::: Information provided

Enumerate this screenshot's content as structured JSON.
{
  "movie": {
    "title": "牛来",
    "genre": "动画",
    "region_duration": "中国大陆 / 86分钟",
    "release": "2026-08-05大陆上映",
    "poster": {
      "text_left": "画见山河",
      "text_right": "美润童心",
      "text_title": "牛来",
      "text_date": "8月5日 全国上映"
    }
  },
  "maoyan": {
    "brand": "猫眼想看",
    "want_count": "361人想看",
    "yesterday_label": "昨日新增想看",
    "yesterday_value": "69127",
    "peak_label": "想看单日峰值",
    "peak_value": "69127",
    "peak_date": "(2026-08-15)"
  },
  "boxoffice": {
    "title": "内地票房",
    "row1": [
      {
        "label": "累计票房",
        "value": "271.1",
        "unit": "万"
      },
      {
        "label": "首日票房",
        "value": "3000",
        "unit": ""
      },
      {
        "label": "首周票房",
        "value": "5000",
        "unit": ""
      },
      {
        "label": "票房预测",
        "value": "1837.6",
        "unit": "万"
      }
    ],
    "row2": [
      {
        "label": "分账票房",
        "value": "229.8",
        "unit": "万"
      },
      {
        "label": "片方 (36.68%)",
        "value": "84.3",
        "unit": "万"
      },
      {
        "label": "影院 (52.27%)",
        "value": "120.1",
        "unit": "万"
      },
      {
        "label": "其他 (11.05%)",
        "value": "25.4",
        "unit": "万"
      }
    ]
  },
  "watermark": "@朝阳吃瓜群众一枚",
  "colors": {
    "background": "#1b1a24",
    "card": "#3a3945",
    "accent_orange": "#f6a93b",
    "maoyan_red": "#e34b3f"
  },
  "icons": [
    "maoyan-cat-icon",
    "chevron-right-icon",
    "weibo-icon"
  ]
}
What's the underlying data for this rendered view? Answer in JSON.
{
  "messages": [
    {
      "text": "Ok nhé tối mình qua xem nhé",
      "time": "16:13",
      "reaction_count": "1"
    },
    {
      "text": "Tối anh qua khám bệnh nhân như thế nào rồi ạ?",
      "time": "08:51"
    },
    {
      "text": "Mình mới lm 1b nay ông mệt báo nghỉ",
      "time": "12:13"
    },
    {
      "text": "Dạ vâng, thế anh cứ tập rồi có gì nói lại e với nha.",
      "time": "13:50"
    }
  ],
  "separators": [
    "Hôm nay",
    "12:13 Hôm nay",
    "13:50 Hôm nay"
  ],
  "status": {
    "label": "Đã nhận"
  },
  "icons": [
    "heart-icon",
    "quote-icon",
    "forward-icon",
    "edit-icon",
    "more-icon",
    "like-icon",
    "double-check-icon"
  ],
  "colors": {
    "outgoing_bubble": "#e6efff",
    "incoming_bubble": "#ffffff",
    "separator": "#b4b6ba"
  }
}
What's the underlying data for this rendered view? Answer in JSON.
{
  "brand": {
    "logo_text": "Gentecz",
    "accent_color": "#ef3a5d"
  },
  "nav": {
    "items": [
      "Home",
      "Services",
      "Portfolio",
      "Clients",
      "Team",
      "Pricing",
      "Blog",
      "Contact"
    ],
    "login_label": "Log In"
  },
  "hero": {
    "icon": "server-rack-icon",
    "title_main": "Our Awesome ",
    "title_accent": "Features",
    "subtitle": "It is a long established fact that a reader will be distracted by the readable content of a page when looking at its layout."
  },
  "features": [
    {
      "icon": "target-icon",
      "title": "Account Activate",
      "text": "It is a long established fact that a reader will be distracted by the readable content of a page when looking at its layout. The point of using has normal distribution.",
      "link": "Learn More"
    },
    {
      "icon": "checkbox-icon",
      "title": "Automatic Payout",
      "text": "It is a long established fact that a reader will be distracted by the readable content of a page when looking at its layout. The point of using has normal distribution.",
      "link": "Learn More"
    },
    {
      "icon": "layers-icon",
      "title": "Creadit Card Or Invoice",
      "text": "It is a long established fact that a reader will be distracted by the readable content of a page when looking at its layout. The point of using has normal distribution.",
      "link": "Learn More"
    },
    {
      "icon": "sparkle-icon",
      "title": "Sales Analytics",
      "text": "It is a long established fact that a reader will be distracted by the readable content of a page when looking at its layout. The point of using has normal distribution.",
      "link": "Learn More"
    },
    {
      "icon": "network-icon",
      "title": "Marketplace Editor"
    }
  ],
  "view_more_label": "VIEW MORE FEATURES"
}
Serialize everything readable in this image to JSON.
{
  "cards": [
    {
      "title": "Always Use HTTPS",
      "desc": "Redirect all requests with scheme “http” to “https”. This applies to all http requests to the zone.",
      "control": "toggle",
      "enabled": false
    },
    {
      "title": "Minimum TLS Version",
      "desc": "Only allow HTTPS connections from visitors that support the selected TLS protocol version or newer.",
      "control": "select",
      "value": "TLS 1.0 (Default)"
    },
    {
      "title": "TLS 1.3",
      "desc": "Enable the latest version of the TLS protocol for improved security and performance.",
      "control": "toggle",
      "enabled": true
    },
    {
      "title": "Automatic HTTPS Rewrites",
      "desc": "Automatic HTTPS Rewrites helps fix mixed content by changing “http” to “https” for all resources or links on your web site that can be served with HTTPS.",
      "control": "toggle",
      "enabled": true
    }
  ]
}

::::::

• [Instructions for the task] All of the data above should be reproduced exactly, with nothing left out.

• [Answer space]
Enumerate this screenshot's content as structured JSON.
{
  "movie": {
    "title": "牛来",
    "genre": "动画",
    "region_duration": "中国大陆 / 86分钟",
    "release": "2026-08-05大陆上映",
    "poster": {
      "text_left": "画见山河",
      "text_right": "美润童心",
      "text_title": "牛来",
      "text_date": "8月5日 全国上映"
    }
  },
  "maoyan": {
    "brand": "猫眼想看",
    "want_count": "361人想看",
    "yesterday_label": "昨日新增想看",
    "yesterday_value": "69127",
    "peak_label": "想看单日峰值",
    "peak_value": "69127",
    "peak_date": "(2026-08-15)"
  },
  "boxoffice": {
    "title": "内地票房",
    "row1": [
      {
        "label": "累计票房",
        "value": "271.1",
        "unit": "万"
      },
      {
        "label": "首日票房",
        "value": "3000",
        "unit": ""
      },
      {
        "label": "首周票房",
        "value": "5000",
        "unit": ""
      },
      {
        "label": "票房预测",
        "value": "1837.6",
        "unit": "万"
      }
    ],
    "row2": [
      {
        "label": "分账票房",
        "value": "229.8",
        "unit": "万"
      },
      {
        "label": "片方 (36.68%)",
        "value": "84.3",
        "unit": "万"
      },
      {
        "label": "影院 (52.27%)",
        "value": "120.1",
        "unit": "万"
      },
      {
        "label": "其他 (11.05%)",
        "value": "25.4",
        "unit": "万"
      }
    ]
  },
  "watermark": "@朝阳吃瓜群众一枚",
  "colors": {
    "background": "#1b1a24",
    "card": "#3a3945",
    "accent_orange": "#f6a93b",
    "maoyan_red": "#e34b3f"
  },
  "icons": [
    "maoyan-cat-icon",
    "chevron-right-icon",
    "weibo-icon"
  ]
}
What's the underlying data for this rendered view? Answer in JSON.
{
  "messages": [
    {
      "text": "Ok nhé tối mình qua xem nhé",
      "time": "16:13",
      "reaction_count": "1"
    },
    {
      "text": "Tối anh qua khám bệnh nhân như thế nào rồi ạ?",
      "time": "08:51"
    },
    {
      "text": "Mình mới lm 1b nay ông mệt báo nghỉ",
      "time": "12:13"
    },
    {
      "text": "Dạ vâng, thế anh cứ tập rồi có gì nói lại e với nha.",
      "time": "13:50"
    }
  ],
  "separators": [
    "Hôm nay",
    "12:13 Hôm nay",
    "13:50 Hôm nay"
  ],
  "status": {
    "label": "Đã nhận"
  },
  "icons": [
    "heart-icon",
    "quote-icon",
    "forward-icon",
    "edit-icon",
    "more-icon",
    "like-icon",
    "double-check-icon"
  ],
  "colors": {
    "outgoing_bubble": "#e6efff",
    "incoming_bubble": "#ffffff",
    "separator": "#b4b6ba"
  }
}
What's the underlying data for this rendered view? Answer in JSON.
{
  "brand": {
    "logo_text": "Gentecz",
    "accent_color": "#ef3a5d"
  },
  "nav": {
    "items": [
      "Home",
      "Services",
      "Portfolio",
      "Clients",
      "Team",
      "Pricing",
      "Blog",
      "Contact"
    ],
    "login_label": "Log In"
  },
  "hero": {
    "icon": "server-rack-icon",
    "title_main": "Our Awesome ",
    "title_accent": "Features",
    "subtitle": "It is a long established fact that a reader will be distracted by the readable content of a page when looking at its layout."
  },
  "features": [
    {
      "icon": "target-icon",
      "title": "Account Activate",
      "text": "It is a long established fact that a reader will be distracted by the readable content of a page when looking at its layout. The point of using has normal distribution.",
      "link": "Learn More"
    },
    {
      "icon": "checkbox-icon",
      "title": "Automatic Payout",
      "text": "It is a long established fact that a reader will be distracted by the readable content of a page when looking at its layout. The point of using has normal distribution.",
      "link": "Learn More"
    },
    {
      "icon": "layers-icon",
      "title": "Creadit Card Or Invoice",
      "text": "It is a long established fact that a reader will be distracted by the readable content of a page when looking at its layout. The point of using has normal distribution.",
      "link": "Learn More"
    },
    {
      "icon": "sparkle-icon",
      "title": "Sales Analytics",
      "text": "It is a long established fact that a reader will be distracted by the readable content of a page when looking at its layout. The point of using has normal distribution.",
      "link": "Learn More"
    },
    {
      "icon": "network-icon",
      "title": "Marketplace Editor"
    }
  ],
  "view_more_label": "VIEW MORE FEATURES"
}
Serialize everything readable in this image to JSON.
{
  "cards": [
    {
      "title": "Always Use HTTPS",
      "desc": "Redirect all requests with scheme “http” to “https”. This applies to all http requests to the zone.",
      "control": "toggle",
      "enabled": false
    },
    {
      "title": "Minimum TLS Version",
      "desc": "Only allow HTTPS connections from visitors that support the selected TLS protocol version or newer.",
      "control": "select",
      "value": "TLS 1.0 (Default)"
    },
    {
      "title": "TLS 1.3",
      "desc": "Enable the latest version of the TLS protocol for improved security and performance.",
      "control": "toggle",
      "enabled": true
    },
    {
      "title": "Automatic HTTPS Rewrites",
      "desc": "Automatic HTTPS Rewrites helps fix mixed content by changing “http” to “https” for all resources or links on your web site that can be served with HTTPS.",
      "control": "toggle",
      "enabled": true
    }
  ]
}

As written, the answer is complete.